While some folks were recovering from Mardi Gras, soaking up Jamaican sun, or cruising Daytona Bike Week, my boss sent me to Caesar's Palace in Las Vegas for IndusWorld 2003.
Oh, sweet, you're thinking. I'm saying, not so fast. True, the weather was lovely compared to the typical March dreck in Chicago, but the IT folks I rubbed elbows with were as serious and motivated a set of combination bean counters and computer geeks as you'd ever care to meet. Or not meet.
But you should, because these guys have the unenviable task of finding the funds to back up your paycheck, and they're pretty much in charge of the systems you can use to prove you've earned it. The vast majority at the meeting are deeply concerned with keeping power plants, especially nuclear plants, running smoothly, safely, and all the time. And as cheaply as possible. Paper mills, primary metals, other process industries, and commercial enterprises made up the balance.

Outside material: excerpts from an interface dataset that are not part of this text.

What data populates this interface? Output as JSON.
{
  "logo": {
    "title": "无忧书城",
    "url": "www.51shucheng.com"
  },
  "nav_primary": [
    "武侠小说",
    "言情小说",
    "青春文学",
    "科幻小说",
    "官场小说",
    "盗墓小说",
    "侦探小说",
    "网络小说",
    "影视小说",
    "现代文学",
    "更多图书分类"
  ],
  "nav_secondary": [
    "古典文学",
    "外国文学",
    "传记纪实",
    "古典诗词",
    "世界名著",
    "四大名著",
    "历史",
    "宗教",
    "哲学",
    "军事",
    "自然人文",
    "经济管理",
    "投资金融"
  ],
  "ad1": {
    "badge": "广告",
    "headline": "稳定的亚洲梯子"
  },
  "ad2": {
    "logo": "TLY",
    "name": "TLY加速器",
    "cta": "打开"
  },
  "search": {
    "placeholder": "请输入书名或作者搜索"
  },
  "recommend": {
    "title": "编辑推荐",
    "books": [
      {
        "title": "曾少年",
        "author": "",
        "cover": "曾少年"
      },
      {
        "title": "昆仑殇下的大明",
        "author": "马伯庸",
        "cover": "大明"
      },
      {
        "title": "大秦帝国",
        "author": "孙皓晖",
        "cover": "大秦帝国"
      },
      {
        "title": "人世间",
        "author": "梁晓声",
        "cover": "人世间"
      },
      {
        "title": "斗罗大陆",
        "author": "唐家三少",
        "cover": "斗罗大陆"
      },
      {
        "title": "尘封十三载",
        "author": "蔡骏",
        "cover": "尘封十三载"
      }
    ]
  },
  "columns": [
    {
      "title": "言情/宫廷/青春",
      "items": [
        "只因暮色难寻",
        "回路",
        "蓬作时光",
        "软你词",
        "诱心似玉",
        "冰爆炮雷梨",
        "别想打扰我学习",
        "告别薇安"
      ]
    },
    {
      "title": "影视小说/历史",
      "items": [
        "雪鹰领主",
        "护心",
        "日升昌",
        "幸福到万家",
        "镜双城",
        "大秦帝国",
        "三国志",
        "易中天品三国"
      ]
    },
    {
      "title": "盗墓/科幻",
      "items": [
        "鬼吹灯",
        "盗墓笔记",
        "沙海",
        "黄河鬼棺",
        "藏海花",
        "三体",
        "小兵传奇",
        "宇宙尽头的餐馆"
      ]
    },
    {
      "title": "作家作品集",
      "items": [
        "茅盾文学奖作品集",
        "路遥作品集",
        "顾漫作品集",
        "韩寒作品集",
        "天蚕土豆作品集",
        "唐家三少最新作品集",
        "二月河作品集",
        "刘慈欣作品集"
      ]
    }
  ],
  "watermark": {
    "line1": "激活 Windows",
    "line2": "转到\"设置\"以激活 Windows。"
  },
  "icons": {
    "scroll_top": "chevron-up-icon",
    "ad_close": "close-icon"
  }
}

I didn't see a single one get drunk or so much as pull a handle on a slot machine.
Indus is North America's leading supplier of enterprise asset management and computerized maintenance management software and services. Users, partners, and presenters get together at IndusWorld to share war stories, grouse about system limitations, and in general, learn how to do better IT.
For someone like me, who has only looked at asset management from the process control perspective, it was an eye-opening glimpse at the problems in the rest of the plant. I won't bore you with the end users' tales of woe. ("What do you do? Treat every open oil drum as a warehouse?" "The guy had a $50,000 motor under his bench!" "Fasteners? I don't even want to think about them. They have legs.")
Instead, I want to focus on the direction of this industry, as demonstrated by the technologies on display by Indus partners. From hand-held data-gathering devices and software, to a service that inventories and digitizes the documentation for legacy equipment, to software and integration services powering completely incredible data leveraging and decision-support systems, these companies seem to offer any tool you'd need to get a grip on the huge percentage of the plant that's outside the control system. And by the way, the control system, too.
I'd been nearsightedly believing the uptime and maintenance cost benefits of predictive technologies would obviously flow from self-diagnostics and artificial intelligence/optimization techniques applied to process instrumentation, with a little help from condition-monitoring sensors and systems. But these guys are going after the rest of the story: operations data and maintenance histories.
Add in a good dose of inventory and supply chain efficiency and suddenly you're talking about being able to model and predict the future. For example, Data Systems & Solutions says it can forecast expected plant capacity and availability; the frequency, duration, and cost impact of unplanned downtime; and the effectiveness of design modifications or improvements in operations or maintenance. It can optimize spare parts, predict maintenance resource and budget requirements, and provide quantitative models for allocating resources for the greatest ROI.
Apparently this is all in a day's work for a well-run nuke plant. Wouldn't you like to know exactly when you should check or change that pH probe, valve stem seal, or heat exchanger? How about the bottom-line effect of a control system upgrade?
In this month's cover story on Top Technology Trends, Peter Martin at Invensys points out the need for the engineering and accounting disciplines to get together and define critical performance metrics in common terms. From my brief sortie among Indus users, I'd have to agree.
E-mail Paul at firstname.lastname@example.org.